Fixing peeling paint and removing other household sources of lead during a mother’s pregnancy can reduce levels of dust lead in homes to levels significantly lower than previously deemed achievable, research shows.
“There is no safe level of lead,” says Joseph Braun, associate professor of epidemiology at Brown University’s School of Public Health and lead author of the study. “We were able to achieve dust lead levels considerably lower than the current EPA standards for lead remediation and at levels where far fewer children are at risk of being lead-poisoned in their homes.”
Windows and walls
The JAMA Pediatrics paper is part of the Health Outcomes and Measures of the Environment (HOME) study in Cincinnati, Ohio, which followed 355 mothers and their children from the city since pregnancy, beginning in 2003.
To conduct the randomized study, the research team visited the homes of 174 pregnant women to specifically address the lead hazards present in each residence. Measures included repairing and repainting peeling lead-based paint, replacing windows with lead-based paint, installing window trough liners, installing tap-water filters for drinking water, and covering bare lead-contaminated soil with groundcover.
The other 181 pregnant women randomly assigned to the control group received injury prevention devices, such as baby gates, instead of lead remediation measures.
Residential dust lead levels were measured before the intervention and when children were one and two years old. These targeted lead-reduction interventions reduced the lead dust levels compared to the untreated group on windowsills by 40 percent and in window troughs 47 percent. These significant improvements persisted when the household lead dust levels were measured when the children were two years old.
Bruce Lanphear, of Simon Fraser University in Vancouver, British Columbia, who initiated the study, says, “We showed you could achieve dust lead levels considerably lower than the current EPA standards. The EPA has delayed promulgating science-based standards because they lacked this evidence.”

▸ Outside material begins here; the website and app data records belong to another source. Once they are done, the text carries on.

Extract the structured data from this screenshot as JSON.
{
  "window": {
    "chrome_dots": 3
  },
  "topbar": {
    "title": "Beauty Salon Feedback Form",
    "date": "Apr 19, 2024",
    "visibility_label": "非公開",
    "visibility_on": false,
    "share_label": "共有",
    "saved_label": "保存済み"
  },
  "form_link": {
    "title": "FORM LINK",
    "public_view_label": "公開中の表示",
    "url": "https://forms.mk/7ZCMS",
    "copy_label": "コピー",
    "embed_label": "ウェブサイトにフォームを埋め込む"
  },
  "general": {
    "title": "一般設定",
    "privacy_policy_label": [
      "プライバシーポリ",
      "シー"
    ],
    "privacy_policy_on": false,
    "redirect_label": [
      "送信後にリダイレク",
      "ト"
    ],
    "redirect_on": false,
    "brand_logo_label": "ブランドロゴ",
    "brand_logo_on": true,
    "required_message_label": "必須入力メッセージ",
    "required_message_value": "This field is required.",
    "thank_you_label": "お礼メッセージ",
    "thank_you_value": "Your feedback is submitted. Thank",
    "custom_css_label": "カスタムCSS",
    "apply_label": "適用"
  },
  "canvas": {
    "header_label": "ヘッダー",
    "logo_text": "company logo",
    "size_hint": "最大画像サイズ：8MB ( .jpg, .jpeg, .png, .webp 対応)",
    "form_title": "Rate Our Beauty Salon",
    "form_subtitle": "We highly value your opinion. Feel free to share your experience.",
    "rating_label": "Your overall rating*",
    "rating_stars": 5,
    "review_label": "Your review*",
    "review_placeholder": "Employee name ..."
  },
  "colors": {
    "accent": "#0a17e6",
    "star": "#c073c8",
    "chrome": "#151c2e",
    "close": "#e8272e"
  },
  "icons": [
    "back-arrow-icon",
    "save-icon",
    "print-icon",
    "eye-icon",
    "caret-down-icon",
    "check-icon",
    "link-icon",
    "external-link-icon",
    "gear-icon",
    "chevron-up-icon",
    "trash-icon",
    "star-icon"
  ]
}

Even so, lower dust lead levels did not cause significantly lower blood lead levels across the full study population.
“We just weren’t able to change their blood lead levels enough for any neurobehavioral changes to be statistically significant.”
In analyzing eight years of data from the study, the researchers found that children who lived in the remediated houses had blood lead levels 6 percent lower than the control group—a finding that was not statistically significant.

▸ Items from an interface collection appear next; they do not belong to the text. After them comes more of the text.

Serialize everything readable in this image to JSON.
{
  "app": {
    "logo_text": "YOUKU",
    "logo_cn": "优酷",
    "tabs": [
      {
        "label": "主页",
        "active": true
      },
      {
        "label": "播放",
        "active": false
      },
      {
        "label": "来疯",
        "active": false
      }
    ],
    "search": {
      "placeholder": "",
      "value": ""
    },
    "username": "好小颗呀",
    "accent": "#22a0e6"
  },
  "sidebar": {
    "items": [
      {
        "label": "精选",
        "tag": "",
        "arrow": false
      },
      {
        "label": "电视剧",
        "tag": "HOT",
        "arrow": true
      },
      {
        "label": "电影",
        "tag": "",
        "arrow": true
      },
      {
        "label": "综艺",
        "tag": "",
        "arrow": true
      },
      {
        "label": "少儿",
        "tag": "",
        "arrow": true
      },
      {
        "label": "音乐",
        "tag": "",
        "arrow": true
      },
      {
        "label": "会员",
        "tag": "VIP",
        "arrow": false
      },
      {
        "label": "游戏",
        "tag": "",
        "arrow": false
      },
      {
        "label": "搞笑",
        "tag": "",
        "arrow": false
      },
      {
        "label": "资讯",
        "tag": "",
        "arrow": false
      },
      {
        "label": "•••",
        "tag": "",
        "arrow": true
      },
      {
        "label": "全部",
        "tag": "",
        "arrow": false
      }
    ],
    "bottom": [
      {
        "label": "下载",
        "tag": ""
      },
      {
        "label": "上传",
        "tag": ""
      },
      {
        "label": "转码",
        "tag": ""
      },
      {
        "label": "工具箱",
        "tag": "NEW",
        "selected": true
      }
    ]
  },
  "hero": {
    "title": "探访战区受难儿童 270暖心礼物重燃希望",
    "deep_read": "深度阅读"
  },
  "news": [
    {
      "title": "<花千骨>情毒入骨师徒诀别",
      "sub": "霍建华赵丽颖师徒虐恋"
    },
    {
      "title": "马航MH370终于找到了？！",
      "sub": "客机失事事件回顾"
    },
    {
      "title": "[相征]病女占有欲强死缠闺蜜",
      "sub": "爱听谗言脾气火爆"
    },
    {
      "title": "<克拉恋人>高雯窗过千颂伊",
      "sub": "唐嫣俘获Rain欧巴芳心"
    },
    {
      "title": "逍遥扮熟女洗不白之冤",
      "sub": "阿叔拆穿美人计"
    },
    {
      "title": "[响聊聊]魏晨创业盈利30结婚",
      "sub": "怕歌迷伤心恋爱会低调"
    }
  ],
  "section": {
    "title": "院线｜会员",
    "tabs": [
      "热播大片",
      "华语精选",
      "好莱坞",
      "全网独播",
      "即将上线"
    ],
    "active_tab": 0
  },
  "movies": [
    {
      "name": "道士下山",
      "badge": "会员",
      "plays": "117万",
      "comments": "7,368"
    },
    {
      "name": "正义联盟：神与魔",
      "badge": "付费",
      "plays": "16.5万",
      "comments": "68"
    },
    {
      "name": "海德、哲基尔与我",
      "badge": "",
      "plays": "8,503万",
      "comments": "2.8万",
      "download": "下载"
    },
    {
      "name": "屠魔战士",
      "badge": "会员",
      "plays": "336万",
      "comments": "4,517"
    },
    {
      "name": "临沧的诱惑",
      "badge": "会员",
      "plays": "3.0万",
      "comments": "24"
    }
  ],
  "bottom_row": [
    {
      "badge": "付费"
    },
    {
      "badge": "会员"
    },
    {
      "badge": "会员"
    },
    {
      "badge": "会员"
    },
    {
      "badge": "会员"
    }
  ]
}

However, among black children, who are more than twice as likely to have high levels of lead in their blood than white children, the team found that blood lead levels for those who grew up in the houses where paint and other lead sources had been addressed were reduced by 31 percent.
“We don’t know exactly why the study was only statistically significant for the black children,” Braun says. “One possible explanation is that because black children have higher residential lead exposure, they have higher blood lead concentrations, so it could be that there’s just more room for the intervention to have an effect. The needle can move further when you’re further away from the zero mark. But there could be other explanations, and we’re doing more work right now to try to figure that out.”
Behavior and intelligence
In addition, the intervention offered no significant positive impact on the behavior or intelligence of children in these homes—suggesting that eliminating residential lead exposure altogether may be the only viable option to fully prevent adverse neurobehavioral reductions related to lead.
The researchers selected six different behavioral and intelligence tests to capture many different neurobehavioral dimensions, Braun says. They administered these tests and parents completed surveys rating their children’s behavior, such as anxiety levels and hyperactivity, at visits conducted when the children were 1, 2, 3, 4, 5, and 8 years old—the same visits in which they collected blood samples for lead testing.
In general, children in the intervention group had slightly lower behavioral problem scores, higher IQ scores, and better executive functions (such as self-control) than children in the control group—but these differences were not statistically significant. The only exception was that children in the intervention group had significantly less parent-reported anxiety than children in the control group.
“The behavioral tests were consistent with the slight reductions in blood lead levels,” Braun says. “We just weren’t able to change their blood lead levels enough for any neurobehavioral changes to be statistically significant.”
Health improvement or no?
Braun and the research team will continue to analyze the data from this long-term study to see if subgroups of children did experience any significant improvements to behavior or IQ, he says. Perhaps children whose homes were renovated more benefitted to a greater degree, for example.
“This is a single intervention aimed at lead in an effort to try to reduce exposure and possibly improve children’s IQ, behavior, and learning,” he says. “It didn’t have an effect on those health outcomes, but it shows that there is real power in using intervention studies to reduce exposures and improve people’s health. What’s really been missing from some intervention studies is that next step: Does the intervention actually improve health?”
Additional coauthors are from the Cincinnati Children’s Hospital Medical Center; the University of Cincinnati; the National Center for Healthy Housing; the Centers for Disease Control and Prevention; and the University of Pennsylvania.
The National Institute of Environmental Health Sciences; Environmental Protection Agency; and Department of Housing and Urban Development (HUD) supported this research. HUD supported housing remediation costs through an interagency agreement.
Source: Brown University